> Brief:
Find each line below that includes "JSON", then copy it.

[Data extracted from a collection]
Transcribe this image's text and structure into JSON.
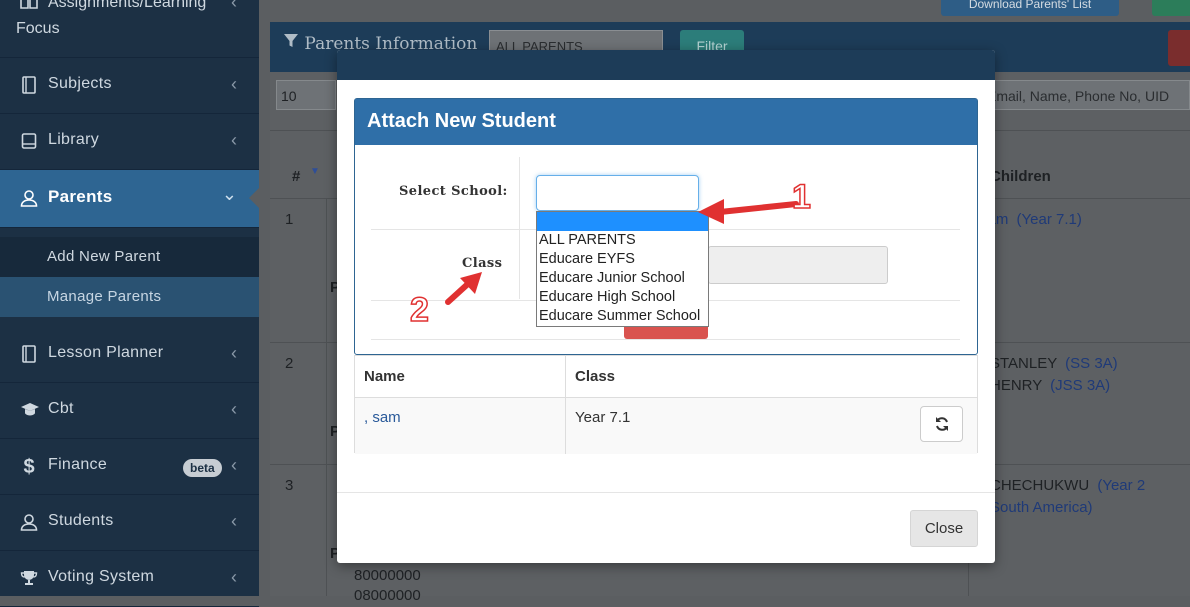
{
  "sidebar": {
    "items": [
      {
        "label": "Assignments/Learning Focus",
        "line1": "Assignments/Learning",
        "line2": "Focus",
        "icon": "book-icon"
      },
      {
        "label": "Subjects",
        "icon": "notebook-icon"
      },
      {
        "label": "Library",
        "icon": "book-square-icon"
      },
      {
        "label": "Parents",
        "icon": "user-icon"
      },
      {
        "label": "Lesson Planner",
        "icon": "notebook-icon"
      },
      {
        "label": "Cbt",
        "icon": "graduation-cap-icon"
      },
      {
        "label": "Finance",
        "icon": "dollar-icon",
        "badge": "beta"
      },
      {
        "label": "Students",
        "icon": "user-icon"
      },
      {
        "label": "Voting System",
        "icon": "trophy-icon"
      }
    ],
    "parents_sub": [
      "Add New Parent",
      "Manage Parents"
    ],
    "chevron": "‹"
  },
  "background": {
    "download_button": "Download Parents' List",
    "panel_title": "Parents Information",
    "school_filter_value": "ALL PARENTS",
    "filter_button": "Filter",
    "page_size": "10",
    "search_placeholder": "Email, Name, Phone No, UID",
    "col_hash": "#",
    "col_children": "Children",
    "rows": [
      {
        "num": "1",
        "children_1": "sam",
        "children_1_class": "(Year 7.1)"
      },
      {
        "num": "2",
        "children_1": "STANLEY",
        "children_1_class": "(SS 3A)",
        "children_2": "HENRY",
        "children_2_class": "(JSS 3A)"
      },
      {
        "num": "3",
        "children_1": "CHECHUKWU",
        "children_1_class": "(Year 2",
        "children_1_cont": "South America)"
      }
    ],
    "phone_lines": [
      "80000000",
      "08000000"
    ]
  },
  "modal": {
    "title": "Attach New Student",
    "select_school_label": "Select School:",
    "class_label": "Class",
    "school_options": [
      "",
      "ALL PARENTS",
      "Educare EYFS",
      "Educare Junior School",
      "Educare High School",
      "Educare Summer School"
    ],
    "table": {
      "headers": [
        "Name",
        "Class"
      ],
      "rows": [
        {
          "name": ", sam",
          "class": "Year 7.1"
        }
      ]
    },
    "close_button": "Close"
  },
  "annotations": {
    "arrow_1_number": "1",
    "arrow_2_number": "2"
  },
  "colors": {
    "sidebar_bg": "#1c3044",
    "active_item": "#2e6592",
    "modal_header": "#2f6fa8",
    "highlight_option": "#1e90ff",
    "annotation_red": "#e03131"
  }
}
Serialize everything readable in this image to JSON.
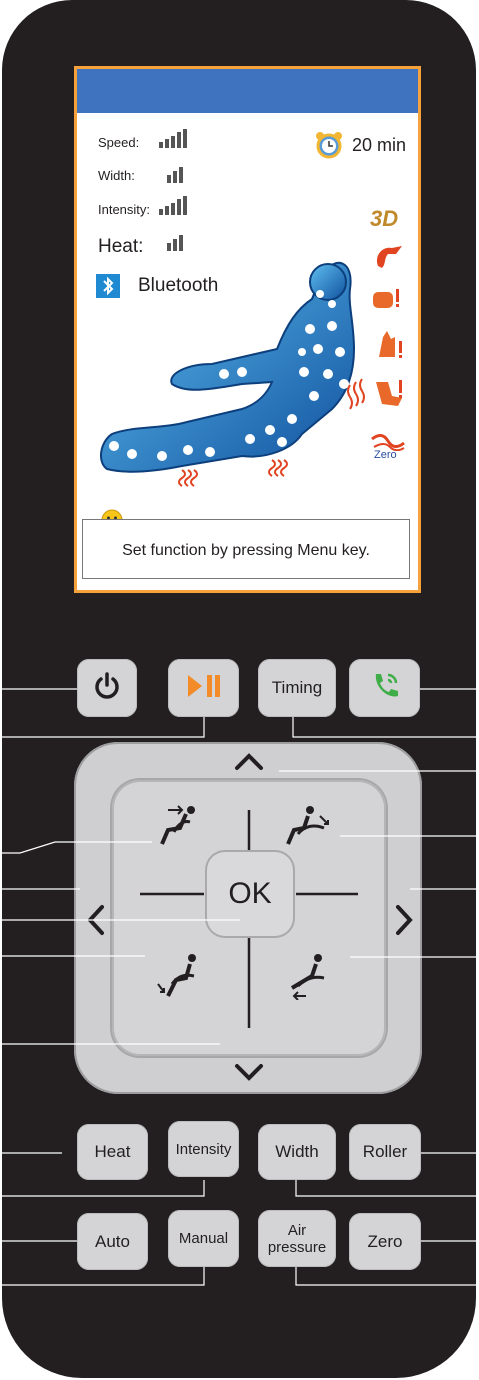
{
  "screen": {
    "speed_label": "Speed:",
    "width_label": "Width:",
    "intensity_label": "Intensity:",
    "heat_label": "Heat:",
    "timer_text": "20 min",
    "bluetooth_label": "Bluetooth",
    "mode_3d": "3D",
    "zero_label": "Zero",
    "message": "Set function by pressing Menu key.",
    "speed_level": 5,
    "width_level": 3,
    "intensity_level": 5,
    "heat_level": 3
  },
  "buttons": {
    "timing": "Timing",
    "ok": "OK",
    "heat": "Heat",
    "intensity": "Intensity",
    "width": "Width",
    "roller": "Roller",
    "auto": "Auto",
    "manual": "Manual",
    "air_pressure_line1": "Air",
    "air_pressure_line2": "pressure",
    "zero": "Zero"
  },
  "icons": {
    "power": "power-icon",
    "play_pause": "play-pause-icon",
    "phone": "phone-icon",
    "up": "chevron-up-icon",
    "down": "chevron-down-icon",
    "left": "chevron-left-icon",
    "right": "chevron-right-icon"
  },
  "colors": {
    "body": "#231f20",
    "button": "#d4d4d6",
    "screen_header": "#3f73c0",
    "accent_orange": "#f6a13a",
    "phone_green": "#3fae49",
    "bluetooth_blue": "#1f8ad2",
    "warning_red": "#e04420"
  }
}
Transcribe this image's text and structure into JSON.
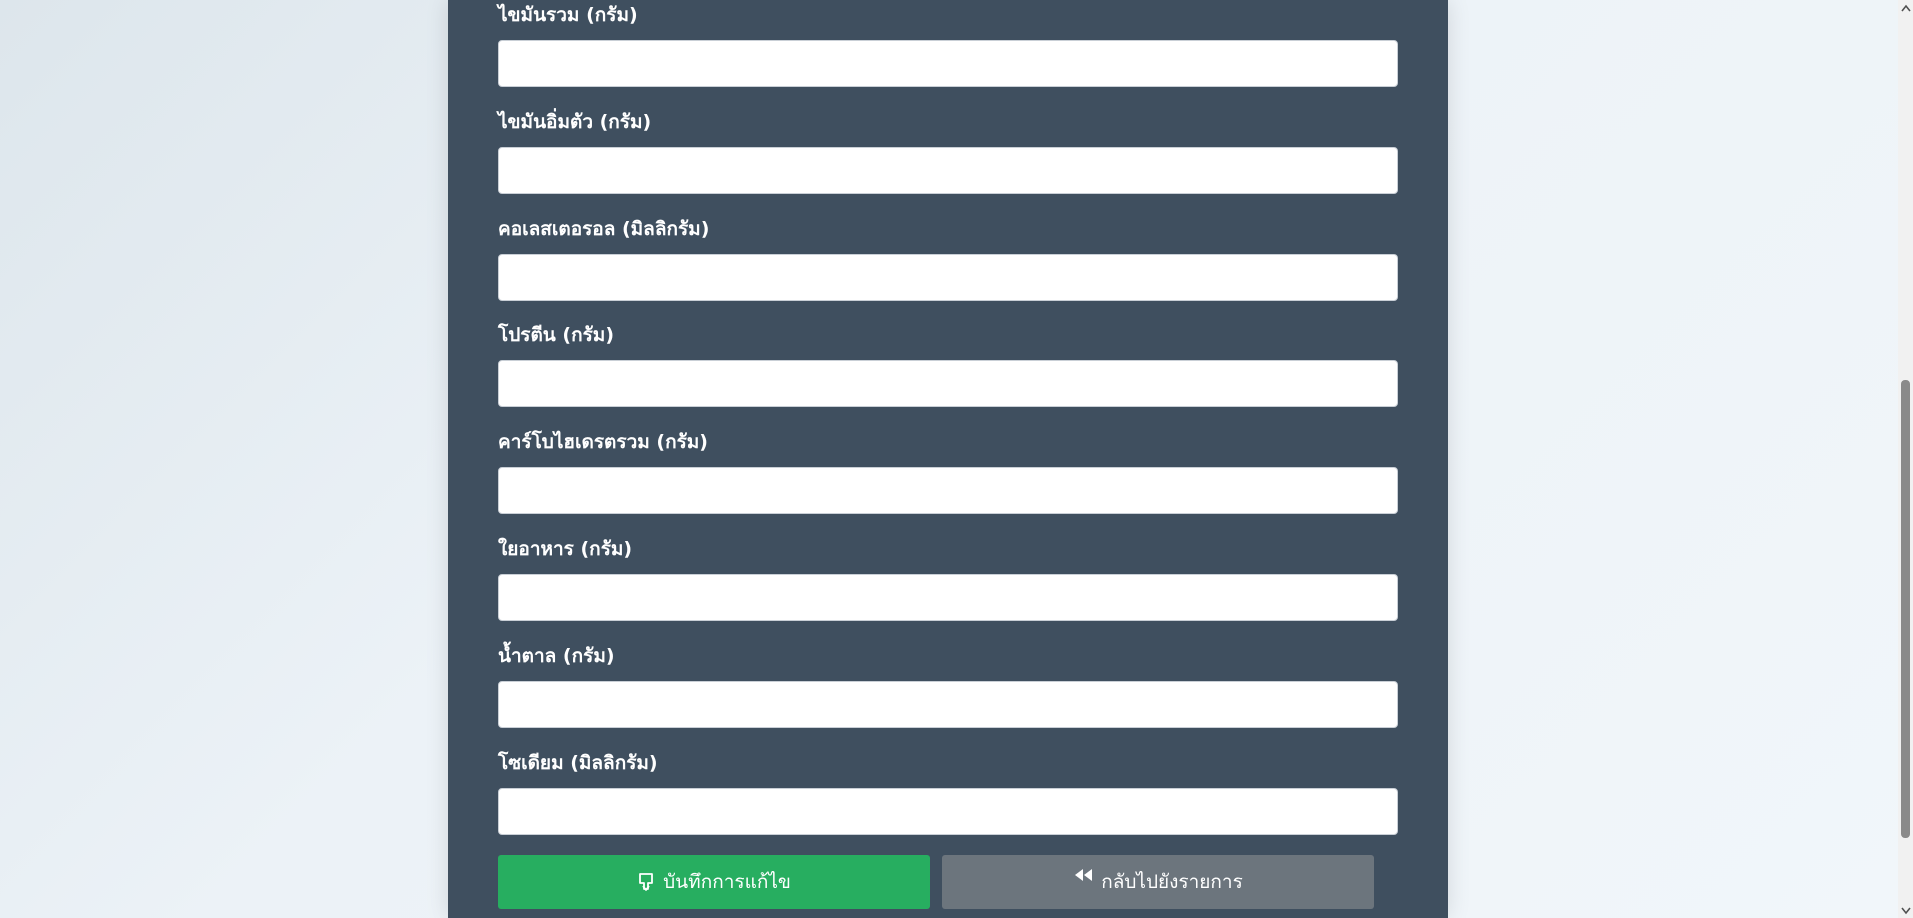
{
  "form": {
    "fields": [
      {
        "label": "ไขมันรวม (กรัม)",
        "value": ""
      },
      {
        "label": "ไขมันอิ่มตัว (กรัม)",
        "value": ""
      },
      {
        "label": "คอเลสเตอรอล (มิลลิกรัม)",
        "value": ""
      },
      {
        "label": "โปรตีน (กรัม)",
        "value": ""
      },
      {
        "label": "คาร์โบไฮเดรตรวม (กรัม)",
        "value": ""
      },
      {
        "label": "ใยอาหาร (กรัม)",
        "value": ""
      },
      {
        "label": "น้ำตาล (กรัม)",
        "value": ""
      },
      {
        "label": "โซเดียม (มิลลิกรัม)",
        "value": ""
      }
    ]
  },
  "actions": {
    "save_label": "บันทึกการแก้ไข",
    "save_icon": "save-icon",
    "back_label": "กลับไปยังรายการ",
    "back_icon": "rewind-icon"
  },
  "colors": {
    "panel": "#3f4f5f",
    "save_button": "#27ae60",
    "back_button": "#6c757d"
  }
}
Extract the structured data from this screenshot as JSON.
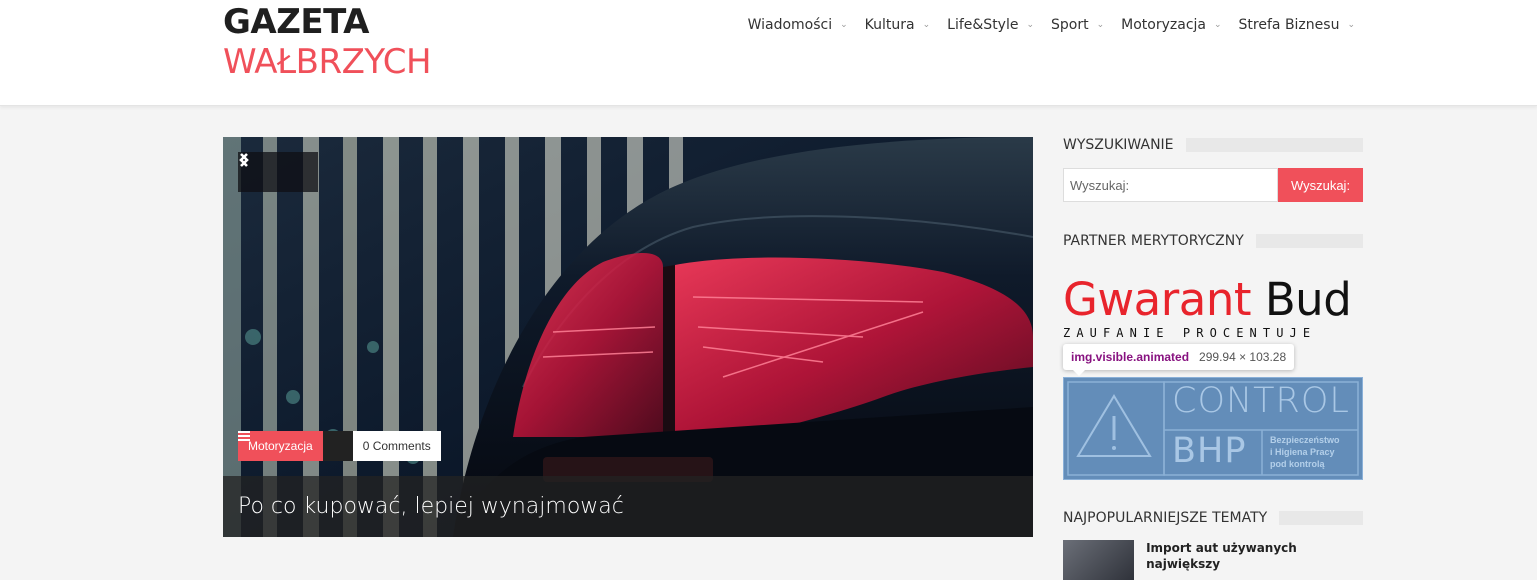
{
  "site": {
    "logo_line1": "GAZETA",
    "logo_line2": "WAŁBRZYCH",
    "accent_color": "#f0505a"
  },
  "nav": {
    "items": [
      {
        "label": "Wiadomości"
      },
      {
        "label": "Kultura"
      },
      {
        "label": "Life&Style"
      },
      {
        "label": "Sport"
      },
      {
        "label": "Motoryzacja"
      },
      {
        "label": "Strefa Biznesu"
      }
    ],
    "chevron_glyph": "⌄"
  },
  "slider": {
    "category": "Motoryzacja",
    "comments": "0 Comments",
    "title": "Po co kupować, lepiej wynajmować",
    "prev_icon": "chevron-left-icon",
    "next_icon": "chevron-right-icon"
  },
  "sidebar": {
    "search": {
      "title": "WYSZUKIWANIE",
      "placeholder": "Wyszukaj:",
      "button_label": "Wyszukaj:"
    },
    "partner": {
      "title": "PARTNER MERYTORYCZNY",
      "gwarant_red": "Gwarant",
      "gwarant_black": "Bud",
      "gwarant_tagline": "ZAUFANIE PROCENTUJE",
      "control_line1": "CONTROL",
      "control_line2": "BHP",
      "control_desc1": "Bezpieczeństwo",
      "control_desc2": "i Higiena Pracy",
      "control_desc3": "pod kontrolą"
    },
    "devtools_tooltip": {
      "selector": "img.visible.animated",
      "dimensions": "299.94 × 103.28"
    },
    "popular": {
      "title": "NAJPOPULARNIEJSZE TEMATY",
      "items": [
        {
          "title": "Import aut używanych największy"
        }
      ]
    }
  }
}
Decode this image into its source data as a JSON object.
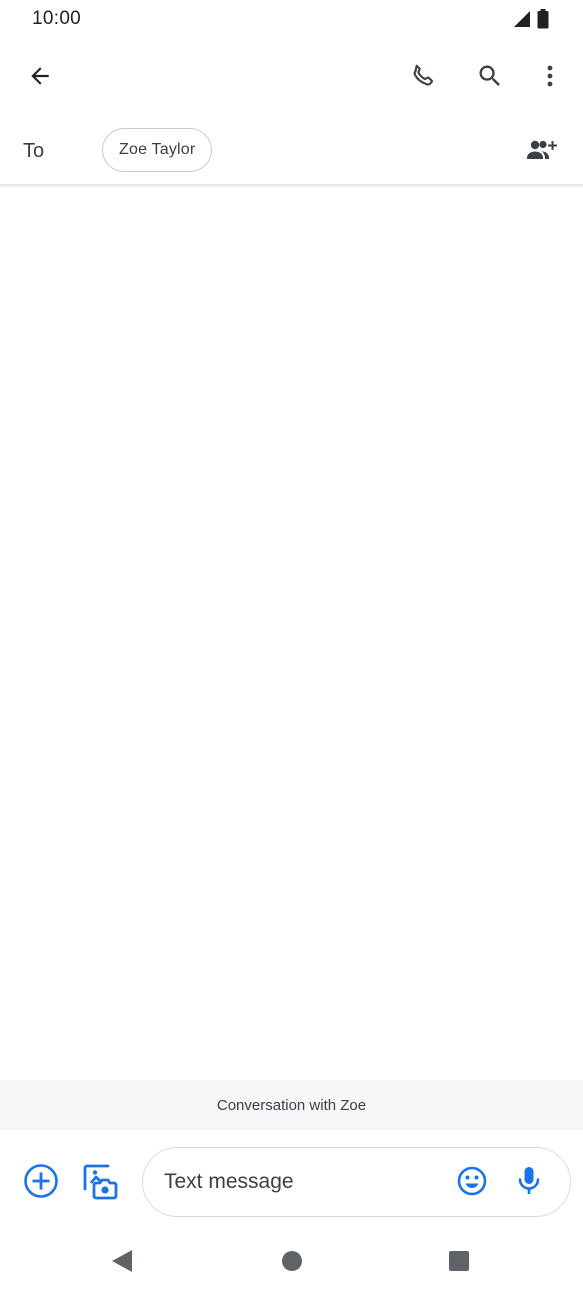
{
  "status_bar": {
    "time": "10:00",
    "icons": [
      "signal-icon",
      "battery-icon"
    ]
  },
  "app_bar": {
    "actions": [
      "back-arrow-icon",
      "phone-icon",
      "search-icon",
      "more-vert-icon"
    ]
  },
  "recipients": {
    "to_label": "To",
    "chips": [
      {
        "label": "Zoe Taylor"
      }
    ],
    "add_icon": "add-people-icon"
  },
  "conversation": {
    "banner_text": "Conversation with Zoe"
  },
  "compose": {
    "placeholder": "Text message",
    "left_icons": [
      "add-circle-icon",
      "gallery-camera-icon"
    ],
    "right_icons": [
      "emoji-icon",
      "mic-icon"
    ]
  },
  "nav_bar": {
    "buttons": [
      "nav-back-icon",
      "nav-home-icon",
      "nav-recents-icon"
    ]
  },
  "colors": {
    "accent": "#1a73e8",
    "icon": "#3c4043",
    "nav": "#5f6368",
    "banner_bg": "#f5f6f7"
  }
}
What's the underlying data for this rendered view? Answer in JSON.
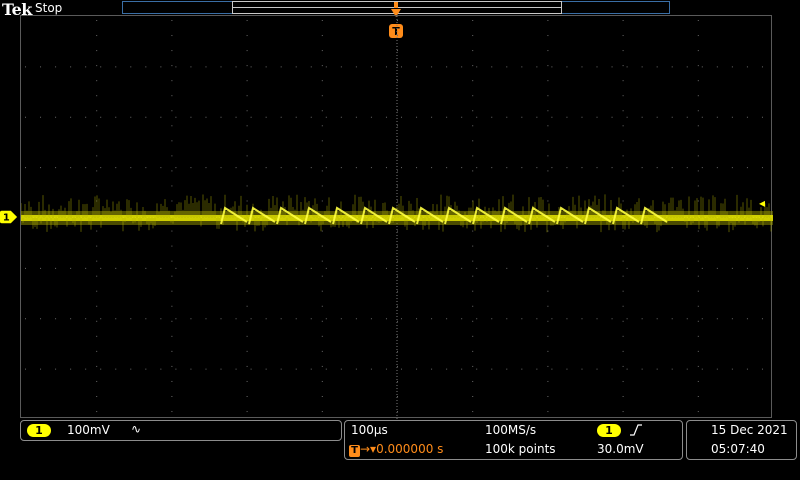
{
  "header": {
    "brand": "Tek",
    "acquisition_status": "Stop"
  },
  "channel1": {
    "label": "1",
    "color": "#ffff00",
    "scale": "100mV",
    "coupling_icon": "∿"
  },
  "trigger": {
    "marker": "T",
    "position_label": "0.000000 s",
    "source": "1",
    "slope_icon": "rising-edge-icon",
    "level": "30.0mV",
    "color": "#ff8c1a"
  },
  "horizontal": {
    "scale": "100µs",
    "sample_rate": "100MS/s",
    "record_length": "100k points"
  },
  "datetime": {
    "date": "15 Dec  2021",
    "time": "05:07:40"
  }
}
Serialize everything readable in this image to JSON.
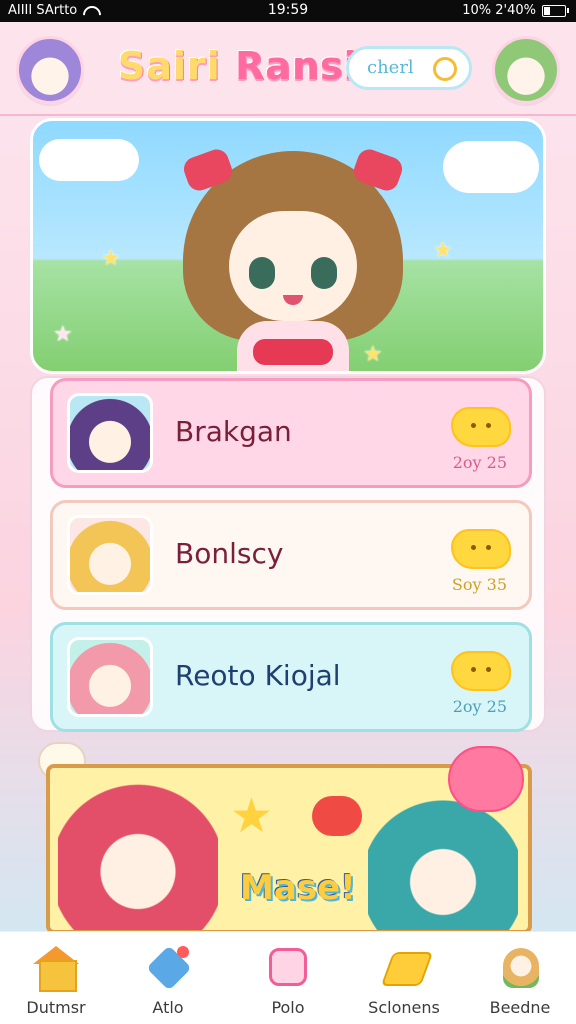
{
  "status_bar": {
    "carrier": "AIIII SArtto",
    "time": "19:59",
    "battery_text": "10% 2'40%"
  },
  "header": {
    "title_part1": "Sairi",
    "title_part2": "Ransi",
    "search_text": "cherl"
  },
  "list": {
    "items": [
      {
        "name": "Brakgan",
        "meta": "2oy 25"
      },
      {
        "name": "Bonlscy",
        "meta": "Soy 35"
      },
      {
        "name": "Reoto Kiojal",
        "meta": "2oy 25"
      }
    ]
  },
  "illustration": {
    "word": "Mase!"
  },
  "nav": {
    "items": [
      {
        "label": "Dutmsr",
        "icon": "home-icon"
      },
      {
        "label": "Atlo",
        "icon": "tag-icon"
      },
      {
        "label": "Polo",
        "icon": "book-icon"
      },
      {
        "label": "Sclonens",
        "icon": "pencil-icon"
      },
      {
        "label": "Beedne",
        "icon": "profile-icon"
      }
    ]
  },
  "colors": {
    "accent_pink": "#ff6b9f",
    "title_yellow": "#ffdb6b",
    "nav_bg": "#ffffff"
  }
}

> Solution to the exercise:
Transcribe this image's text and structure into JSON.
Serialize everything readable in this image to JSON.
Transcribe this image's text and structure into JSON.
Extract the structured data from this screenshot as JSON.
Decode this image into its source data as a JSON object.
What's the underlying data for this rendered view? Answer in JSON.
Serialize everything readable in this image to JSON.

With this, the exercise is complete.